**Assigned task:**
In your answer, print every record exactly as it is written.

Listed entries: Begin

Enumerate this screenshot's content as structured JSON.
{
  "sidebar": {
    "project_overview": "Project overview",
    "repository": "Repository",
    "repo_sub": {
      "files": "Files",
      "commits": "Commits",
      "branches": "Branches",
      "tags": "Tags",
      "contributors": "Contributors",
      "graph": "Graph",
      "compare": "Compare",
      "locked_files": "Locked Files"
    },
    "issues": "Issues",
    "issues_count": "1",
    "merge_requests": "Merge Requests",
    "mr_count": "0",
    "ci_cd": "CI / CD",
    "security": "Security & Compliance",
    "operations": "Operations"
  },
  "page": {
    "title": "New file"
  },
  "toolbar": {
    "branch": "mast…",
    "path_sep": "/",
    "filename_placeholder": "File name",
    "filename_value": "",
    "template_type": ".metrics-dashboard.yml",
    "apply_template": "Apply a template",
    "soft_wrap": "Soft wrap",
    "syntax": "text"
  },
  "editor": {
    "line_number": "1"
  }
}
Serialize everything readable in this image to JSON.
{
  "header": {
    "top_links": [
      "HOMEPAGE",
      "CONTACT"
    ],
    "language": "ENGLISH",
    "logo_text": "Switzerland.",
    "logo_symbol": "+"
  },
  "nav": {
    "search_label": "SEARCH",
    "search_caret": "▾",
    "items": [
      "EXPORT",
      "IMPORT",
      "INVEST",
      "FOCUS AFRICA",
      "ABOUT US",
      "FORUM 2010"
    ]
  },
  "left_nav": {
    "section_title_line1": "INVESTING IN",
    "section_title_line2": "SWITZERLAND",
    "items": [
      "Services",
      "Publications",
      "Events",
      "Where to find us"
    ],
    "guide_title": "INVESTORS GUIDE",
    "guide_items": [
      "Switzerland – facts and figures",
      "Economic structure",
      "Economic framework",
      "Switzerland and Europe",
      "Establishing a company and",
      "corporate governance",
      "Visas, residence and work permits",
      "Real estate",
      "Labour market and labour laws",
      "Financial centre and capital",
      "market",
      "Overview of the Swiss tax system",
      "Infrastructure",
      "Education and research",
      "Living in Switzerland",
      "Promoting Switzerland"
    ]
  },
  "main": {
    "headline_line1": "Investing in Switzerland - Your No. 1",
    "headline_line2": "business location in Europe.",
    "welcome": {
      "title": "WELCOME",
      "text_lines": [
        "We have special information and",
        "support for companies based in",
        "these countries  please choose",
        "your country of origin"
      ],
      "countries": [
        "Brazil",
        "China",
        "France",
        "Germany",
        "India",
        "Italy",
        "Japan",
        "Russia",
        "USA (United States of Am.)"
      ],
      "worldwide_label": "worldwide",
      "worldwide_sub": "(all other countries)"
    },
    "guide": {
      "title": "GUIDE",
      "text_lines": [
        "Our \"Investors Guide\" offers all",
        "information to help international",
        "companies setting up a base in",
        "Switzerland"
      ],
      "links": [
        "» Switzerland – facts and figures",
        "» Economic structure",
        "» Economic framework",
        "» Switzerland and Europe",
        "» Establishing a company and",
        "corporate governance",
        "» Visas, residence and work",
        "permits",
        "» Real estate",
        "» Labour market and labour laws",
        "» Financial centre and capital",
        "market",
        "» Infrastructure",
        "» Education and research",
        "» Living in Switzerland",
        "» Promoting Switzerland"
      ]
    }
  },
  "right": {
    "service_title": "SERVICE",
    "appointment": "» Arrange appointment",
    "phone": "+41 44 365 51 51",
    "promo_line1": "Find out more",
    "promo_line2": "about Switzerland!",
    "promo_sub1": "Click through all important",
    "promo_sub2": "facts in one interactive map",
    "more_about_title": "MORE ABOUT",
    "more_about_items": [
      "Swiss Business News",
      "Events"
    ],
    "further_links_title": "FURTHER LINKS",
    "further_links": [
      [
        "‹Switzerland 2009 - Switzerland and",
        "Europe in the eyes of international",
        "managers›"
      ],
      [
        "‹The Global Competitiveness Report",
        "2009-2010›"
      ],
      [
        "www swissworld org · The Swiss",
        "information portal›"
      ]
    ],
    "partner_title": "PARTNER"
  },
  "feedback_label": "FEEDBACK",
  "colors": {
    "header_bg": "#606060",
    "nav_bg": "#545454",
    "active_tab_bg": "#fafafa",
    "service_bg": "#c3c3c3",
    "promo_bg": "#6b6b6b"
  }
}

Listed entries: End

**Solved exercise:**
Enumerate this screenshot's content as structured JSON.
{
  "sidebar": {
    "project_overview": "Project overview",
    "repository": "Repository",
    "repo_sub": {
      "files": "Files",
      "commits": "Commits",
      "branches": "Branches",
      "tags": "Tags",
      "contributors": "Contributors",
      "graph": "Graph",
      "compare": "Compare",
      "locked_files": "Locked Files"
    },
    "issues": "Issues",
    "issues_count": "1",
    "merge_requests": "Merge Requests",
    "mr_count": "0",
    "ci_cd": "CI / CD",
    "security": "Security & Compliance",
    "operations": "Operations"
  },
  "page": {
    "title": "New file"
  },
  "toolbar": {
    "branch": "mast…",
    "path_sep": "/",
    "filename_placeholder": "File name",
    "filename_value": "",
    "template_type": ".metrics-dashboard.yml",
    "apply_template": "Apply a template",
    "soft_wrap": "Soft wrap",
    "syntax": "text"
  },
  "editor": {
    "line_number": "1"
  }
}
Serialize everything readable in this image to JSON.
{
  "header": {
    "top_links": [
      "HOMEPAGE",
      "CONTACT"
    ],
    "language": "ENGLISH",
    "logo_text": "Switzerland.",
    "logo_symbol": "+"
  },
  "nav": {
    "search_label": "SEARCH",
    "search_caret": "▾",
    "items": [
      "EXPORT",
      "IMPORT",
      "INVEST",
      "FOCUS AFRICA",
      "ABOUT US",
      "FORUM 2010"
    ]
  },
  "left_nav": {
    "section_title_line1": "INVESTING IN",
    "section_title_line2": "SWITZERLAND",
    "items": [
      "Services",
      "Publications",
      "Events",
      "Where to find us"
    ],
    "guide_title": "INVESTORS GUIDE",
    "guide_items": [
      "Switzerland – facts and figures",
      "Economic structure",
      "Economic framework",
      "Switzerland and Europe",
      "Establishing a company and",
      "corporate governance",
      "Visas, residence and work permits",
      "Real estate",
      "Labour market and labour laws",
      "Financial centre and capital",
      "market",
      "Overview of the Swiss tax system",
      "Infrastructure",
      "Education and research",
      "Living in Switzerland",
      "Promoting Switzerland"
    ]
  },
  "main": {
    "headline_line1": "Investing in Switzerland - Your No. 1",
    "headline_line2": "business location in Europe.",
    "welcome": {
      "title": "WELCOME",
      "text_lines": [
        "We have special information and",
        "support for companies based in",
        "these countries  please choose",
        "your country of origin"
      ],
      "countries": [
        "Brazil",
        "China",
        "France",
        "Germany",
        "India",
        "Italy",
        "Japan",
        "Russia",
        "USA (United States of Am.)"
      ],
      "worldwide_label": "worldwide",
      "worldwide_sub": "(all other countries)"
    },
    "guide": {
      "title": "GUIDE",
      "text_lines": [
        "Our \"Investors Guide\" offers all",
        "information to help international",
        "companies setting up a base in",
        "Switzerland"
      ],
      "links": [
        "» Switzerland – facts and figures",
        "» Economic structure",
        "» Economic framework",
        "» Switzerland and Europe",
        "» Establishing a company and",
        "corporate governance",
        "» Visas, residence and work",
        "permits",
        "» Real estate",
        "» Labour market and labour laws",
        "» Financial centre and capital",
        "market",
        "» Infrastructure",
        "» Education and research",
        "» Living in Switzerland",
        "» Promoting Switzerland"
      ]
    }
  },
  "right": {
    "service_title": "SERVICE",
    "appointment": "» Arrange appointment",
    "phone": "+41 44 365 51 51",
    "promo_line1": "Find out more",
    "promo_line2": "about Switzerland!",
    "promo_sub1": "Click through all important",
    "promo_sub2": "facts in one interactive map",
    "more_about_title": "MORE ABOUT",
    "more_about_items": [
      "Swiss Business News",
      "Events"
    ],
    "further_links_title": "FURTHER LINKS",
    "further_links": [
      [
        "‹Switzerland 2009 - Switzerland and",
        "Europe in the eyes of international",
        "managers›"
      ],
      [
        "‹The Global Competitiveness Report",
        "2009-2010›"
      ],
      [
        "www swissworld org · The Swiss",
        "information portal›"
      ]
    ],
    "partner_title": "PARTNER"
  },
  "feedback_label": "FEEDBACK",
  "colors": {
    "header_bg": "#606060",
    "nav_bg": "#545454",
    "active_tab_bg": "#fafafa",
    "service_bg": "#c3c3c3",
    "promo_bg": "#6b6b6b"
  }
}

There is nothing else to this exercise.